To do =
In the copy of these records, include no pictures and change nothing else.
━━━━
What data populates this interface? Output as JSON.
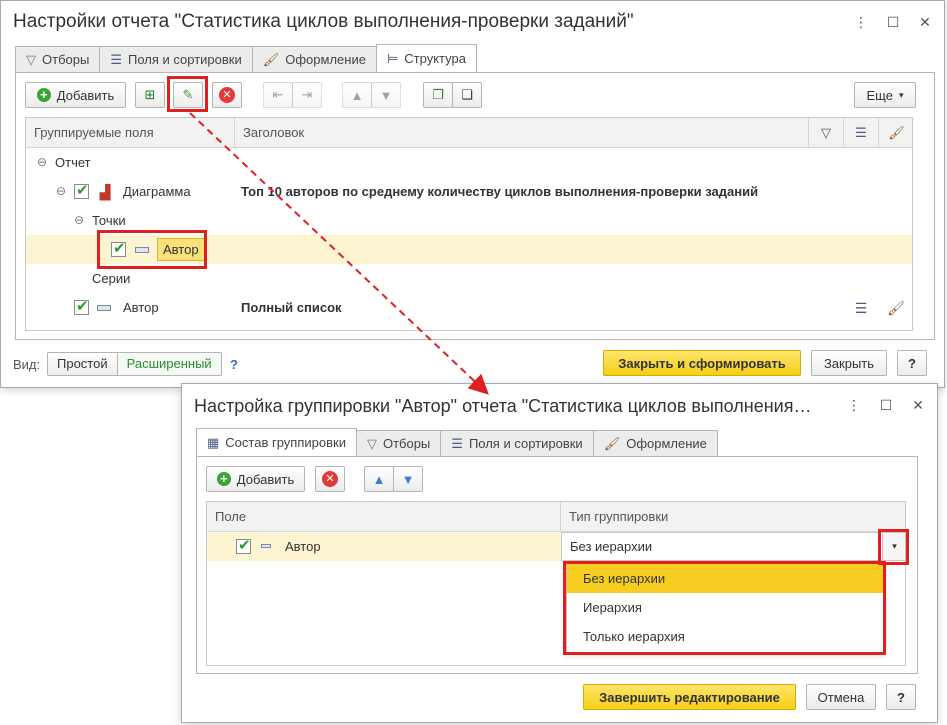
{
  "win1": {
    "title": "Настройки отчета \"Статистика циклов выполнения-проверки заданий\"",
    "tabs": [
      "Отборы",
      "Поля и сортировки",
      "Оформление",
      "Структура"
    ],
    "toolbar": {
      "add": "Добавить",
      "more": "Еще"
    },
    "grid": {
      "col_fields": "Группируемые поля",
      "col_title": "Заголовок",
      "rows": {
        "report": "Отчет",
        "chart": "Диаграмма",
        "chart_title": "Топ 10 авторов по среднему количеству циклов выполнения-проверки заданий",
        "points": "Точки",
        "points_author": "Автор",
        "series": "Серии",
        "author": "Автор",
        "author_title": "Полный список"
      }
    },
    "bottom": {
      "view_label": "Вид:",
      "simple": "Простой",
      "extended": "Расширенный",
      "help": "?",
      "close_build": "Закрыть и сформировать",
      "close": "Закрыть",
      "question": "?"
    }
  },
  "win2": {
    "title": "Настройка группировки \"Автор\" отчета \"Статистика циклов выполнения…",
    "tabs": [
      "Состав группировки",
      "Отборы",
      "Поля и сортировки",
      "Оформление"
    ],
    "toolbar": {
      "add": "Добавить"
    },
    "grid": {
      "col_field": "Поле",
      "col_type": "Тип группировки",
      "row_field": "Автор",
      "row_type": "Без иерархии"
    },
    "dropdown": [
      "Без иерархии",
      "Иерархия",
      "Только иерархия"
    ],
    "bottom": {
      "finish": "Завершить редактирование",
      "cancel": "Отмена",
      "question": "?"
    }
  },
  "colors": {
    "accent_yellow": "#f7cd22",
    "highlight_red": "#e02020",
    "check_green": "#2e9a2e"
  }
}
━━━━
Solved exercise =
What data populates this interface? Output as JSON.
{
  "win1": {
    "title": "Настройки отчета \"Статистика циклов выполнения-проверки заданий\"",
    "tabs": [
      "Отборы",
      "Поля и сортировки",
      "Оформление",
      "Структура"
    ],
    "toolbar": {
      "add": "Добавить",
      "more": "Еще"
    },
    "grid": {
      "col_fields": "Группируемые поля",
      "col_title": "Заголовок",
      "rows": {
        "report": "Отчет",
        "chart": "Диаграмма",
        "chart_title": "Топ 10 авторов по среднему количеству циклов выполнения-проверки заданий",
        "points": "Точки",
        "points_author": "Автор",
        "series": "Серии",
        "author": "Автор",
        "author_title": "Полный список"
      }
    },
    "bottom": {
      "view_label": "Вид:",
      "simple": "Простой",
      "extended": "Расширенный",
      "help": "?",
      "close_build": "Закрыть и сформировать",
      "close": "Закрыть",
      "question": "?"
    }
  },
  "win2": {
    "title": "Настройка группировки \"Автор\" отчета \"Статистика циклов выполнения…",
    "tabs": [
      "Состав группировки",
      "Отборы",
      "Поля и сортировки",
      "Оформление"
    ],
    "toolbar": {
      "add": "Добавить"
    },
    "grid": {
      "col_field": "Поле",
      "col_type": "Тип группировки",
      "row_field": "Автор",
      "row_type": "Без иерархии"
    },
    "dropdown": [
      "Без иерархии",
      "Иерархия",
      "Только иерархия"
    ],
    "bottom": {
      "finish": "Завершить редактирование",
      "cancel": "Отмена",
      "question": "?"
    }
  },
  "colors": {
    "accent_yellow": "#f7cd22",
    "highlight_red": "#e02020",
    "check_green": "#2e9a2e"
  }
}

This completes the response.